One of the most fundamental concepts in health economics is that of ‘Opportunity cost‘.
This is intimately linked with the concept of ‘trade-offs‘, because trade-offs create opportunity costs.
A trade-off is defined as “An exchange of one thing in return for another, especially relinquishment of one benefit for another regarded as more desirable.”
Suppose I have 1000 units of currency with which to purchase clothes. I can spend it on either a single expensive suit from a premium brand, or two shirts and one pair of trousers from a budget brand.
The suit is a little tight at the waist, but I figure I can always lose the weight, and buy it.
Two years later, I still haven’t lost enough weight to properly fit the suit. In the meantime, I’ve had to regularly dry-clean the suit to maintain its pristine look (shop recommendation), costing me an additional 100 units of currency.
What was the trade-off here?
The trade-off was the pair of shirts and trousers that I did not purchase.
What was the ‘Opportunity cost’?
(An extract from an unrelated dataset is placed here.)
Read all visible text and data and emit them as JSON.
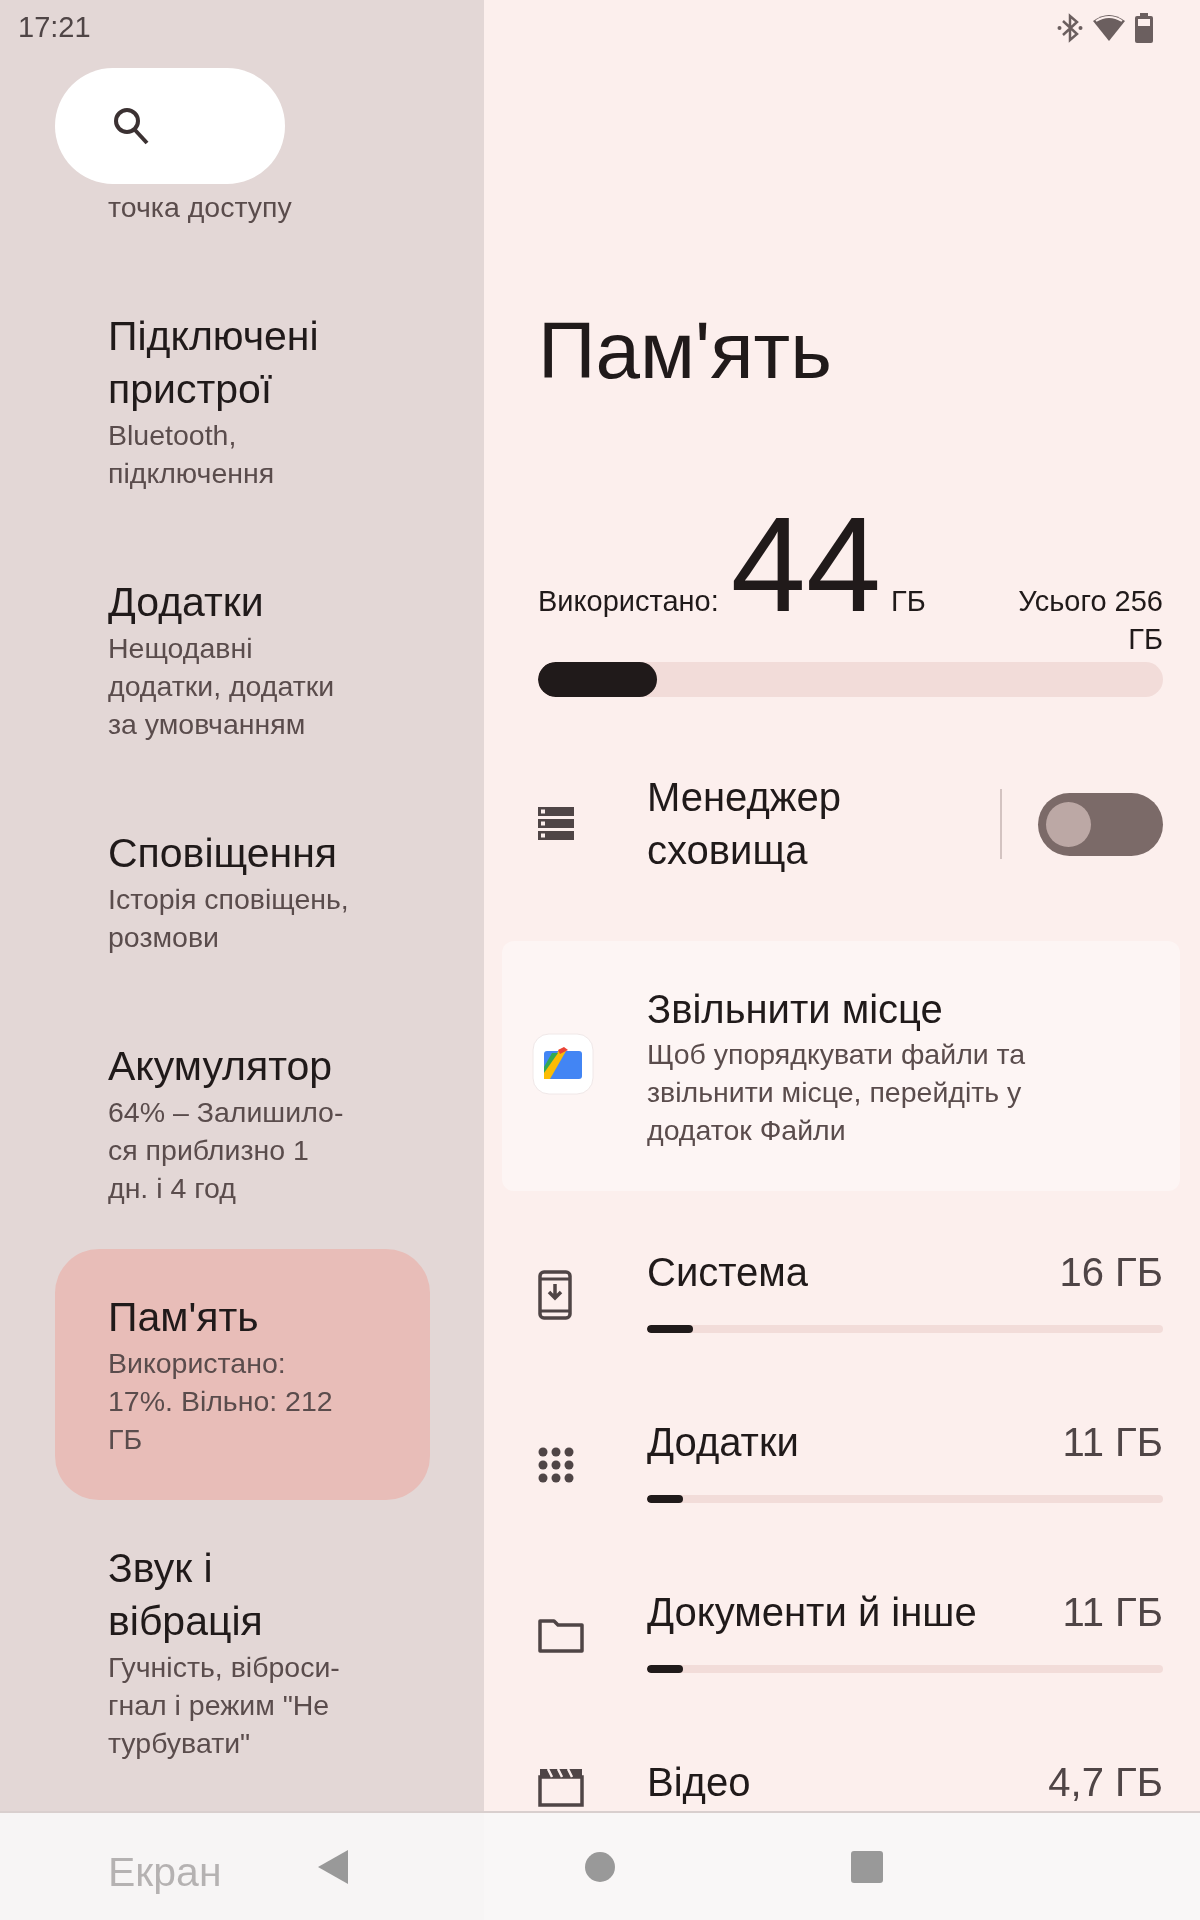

The cost of not purchasing the pair of shirts and trousers. Since the monetary cost of the suit was equal to that of the shirts and trousers, the opportunity cost was 1000 units of currency at the time. The opportunity cost after two years is 1100 units of currency. [If I had purchased the shirts and trousers in the first place, there would have been no need for dry-cleaning. Hence, the cost of dry-cleaning is added to the cost of the suit.]
If I had spent the same amount to obtain a ticket to the final of the cricket World cup in 2011, things could have been different.
At the time, tickets for the general public were in massive short supply. People were paying 5-6 figure amounts to get a ticket. I could have either used the ticket myself, or sold it to another for about 1,00,000 units of currency.
If I chose to watch ‘history being made’, my opportunity cost would not have been the 1000 units that I actually paid for the ticket, but the 1,00,000 units that could have been mine if I’d sold it.